CIPA is, in fact, one of the most sweeping restrictions on constitutionally protected speech ever invoked by the United States government disingenuously presented as an uncontroversial funding decision. By mandating the use of technology that cannot effectively eliminate obscenity and child pornography without compromising a great deal of protected speech, and by attempting to achieve indirectly content restrictions that the courts have held Congress cannot accomplish through direct statutory proscriptions,…

The Bipartisan Campaign Reform Act, Political Parties, and the First Amendment: Lessons from Missouri

D. Bruce La Pierre
In Shrink Missouri Government PAC v. Nixon (Shrink Missouri) and FEC v. Colorado Republican Federal Campaign Committee (Colorado II), the Supreme Court tipped the First Amendment balance in favor of government regulation and against political speech and association. The Eighth Circuit’s recent decision upholding Missouri limits on campaign contributions made by state political parties to their candidates demonstrates how heavily the scales are weighted in favor of regulation. If protection…

Coase’s Paradox and the Inefficiency of Permanent Strike Replacements

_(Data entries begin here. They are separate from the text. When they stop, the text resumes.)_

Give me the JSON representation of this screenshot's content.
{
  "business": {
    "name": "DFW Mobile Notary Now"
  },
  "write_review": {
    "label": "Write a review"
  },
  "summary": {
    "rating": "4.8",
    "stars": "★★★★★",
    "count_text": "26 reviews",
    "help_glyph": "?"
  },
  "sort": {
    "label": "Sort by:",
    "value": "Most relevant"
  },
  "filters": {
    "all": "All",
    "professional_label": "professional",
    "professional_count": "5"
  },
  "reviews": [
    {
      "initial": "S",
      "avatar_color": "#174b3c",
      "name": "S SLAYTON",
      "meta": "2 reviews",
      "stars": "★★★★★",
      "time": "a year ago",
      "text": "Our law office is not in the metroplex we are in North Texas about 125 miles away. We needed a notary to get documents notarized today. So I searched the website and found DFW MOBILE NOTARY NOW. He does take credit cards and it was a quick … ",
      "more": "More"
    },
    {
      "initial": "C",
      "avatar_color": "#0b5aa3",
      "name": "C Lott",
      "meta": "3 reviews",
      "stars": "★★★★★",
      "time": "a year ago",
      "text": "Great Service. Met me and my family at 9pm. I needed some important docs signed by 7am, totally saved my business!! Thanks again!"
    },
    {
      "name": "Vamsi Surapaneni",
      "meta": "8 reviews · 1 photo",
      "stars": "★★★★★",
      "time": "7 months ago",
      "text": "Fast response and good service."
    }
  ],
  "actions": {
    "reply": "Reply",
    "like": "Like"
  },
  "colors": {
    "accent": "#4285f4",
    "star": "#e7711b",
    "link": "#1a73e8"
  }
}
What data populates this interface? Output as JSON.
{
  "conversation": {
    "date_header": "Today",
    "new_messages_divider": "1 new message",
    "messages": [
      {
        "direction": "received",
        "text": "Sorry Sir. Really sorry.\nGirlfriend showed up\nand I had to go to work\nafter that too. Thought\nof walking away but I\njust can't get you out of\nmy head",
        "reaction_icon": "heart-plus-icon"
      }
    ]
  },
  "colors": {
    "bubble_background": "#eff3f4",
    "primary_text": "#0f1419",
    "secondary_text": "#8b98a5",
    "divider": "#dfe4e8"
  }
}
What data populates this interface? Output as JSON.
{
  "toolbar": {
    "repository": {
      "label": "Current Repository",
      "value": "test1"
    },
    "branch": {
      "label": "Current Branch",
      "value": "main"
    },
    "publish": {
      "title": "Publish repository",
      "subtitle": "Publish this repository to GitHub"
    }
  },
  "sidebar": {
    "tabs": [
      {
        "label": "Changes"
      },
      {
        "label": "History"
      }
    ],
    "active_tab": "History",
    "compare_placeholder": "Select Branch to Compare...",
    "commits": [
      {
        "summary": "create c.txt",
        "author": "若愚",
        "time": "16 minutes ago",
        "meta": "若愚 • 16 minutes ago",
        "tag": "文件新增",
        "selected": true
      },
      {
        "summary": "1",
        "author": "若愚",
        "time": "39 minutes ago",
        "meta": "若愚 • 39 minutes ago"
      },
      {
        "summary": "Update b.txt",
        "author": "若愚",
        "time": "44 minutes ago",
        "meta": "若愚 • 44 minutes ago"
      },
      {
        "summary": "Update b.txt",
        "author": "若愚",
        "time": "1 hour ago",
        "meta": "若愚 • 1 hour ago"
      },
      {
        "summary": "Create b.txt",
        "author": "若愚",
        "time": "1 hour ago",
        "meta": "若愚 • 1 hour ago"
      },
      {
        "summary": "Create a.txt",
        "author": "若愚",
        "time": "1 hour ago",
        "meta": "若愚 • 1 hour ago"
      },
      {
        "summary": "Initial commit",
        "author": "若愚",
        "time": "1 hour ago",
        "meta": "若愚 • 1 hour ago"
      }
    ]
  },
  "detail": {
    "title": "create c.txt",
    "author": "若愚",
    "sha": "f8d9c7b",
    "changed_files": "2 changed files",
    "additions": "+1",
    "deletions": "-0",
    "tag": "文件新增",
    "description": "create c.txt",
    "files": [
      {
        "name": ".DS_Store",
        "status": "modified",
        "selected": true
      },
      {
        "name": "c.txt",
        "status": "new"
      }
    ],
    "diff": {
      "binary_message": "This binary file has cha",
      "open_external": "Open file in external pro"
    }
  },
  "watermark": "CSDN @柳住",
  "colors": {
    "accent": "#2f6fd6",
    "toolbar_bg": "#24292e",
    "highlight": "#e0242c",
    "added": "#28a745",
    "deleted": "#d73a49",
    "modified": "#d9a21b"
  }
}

Seth D. Harris
The affinity between the Coase Theorem and the NLRA appears obvious. Both the theorem and the Act acknowledge bargaining as a potentially efficient problem-solving strategy. Both the theorem and the Act set efficiency as a goal. This Article examines this apparent affinity and challenges the idea that the Coase Theorem and the NLRA are compatible.

Judge Harry Edwards: A Case in Point!

Kevin M. Clermont and Theodore Eisenberg
Judge Harry Edwards dislikes empirical work that is not flattering to federal appellate judges. We believe that Judge Edwards, when he commented on our presentation at a recent conference, preserved his batting average. Giving no forewarning and employing an unjudicial tone, he lambasted a single paragraph of our thirty-five page paper, a paragraph to which we had not so much as alluded in our oral presentation. That paragraph just happened…

The Lesson of Enron for the Future of MDPs: Out of the Shadows and into the Sunlight

Burnele V. Powell
There are lessons to be learned from the Enron debacle, at least to the extent that one is seeking insights about the continuing debate over “when”—and not “whether”—multidisciplinary practice (MDP) rules will finally come to the legal profession. In short, I want to remind the profession about what it already knows about this scandal and, most scarily of all, what we do not yet know. Contrary to the kind of…

From Conception Until Birth: Exploring the Maternal Duty to Protect Fetal Health

Moses Cook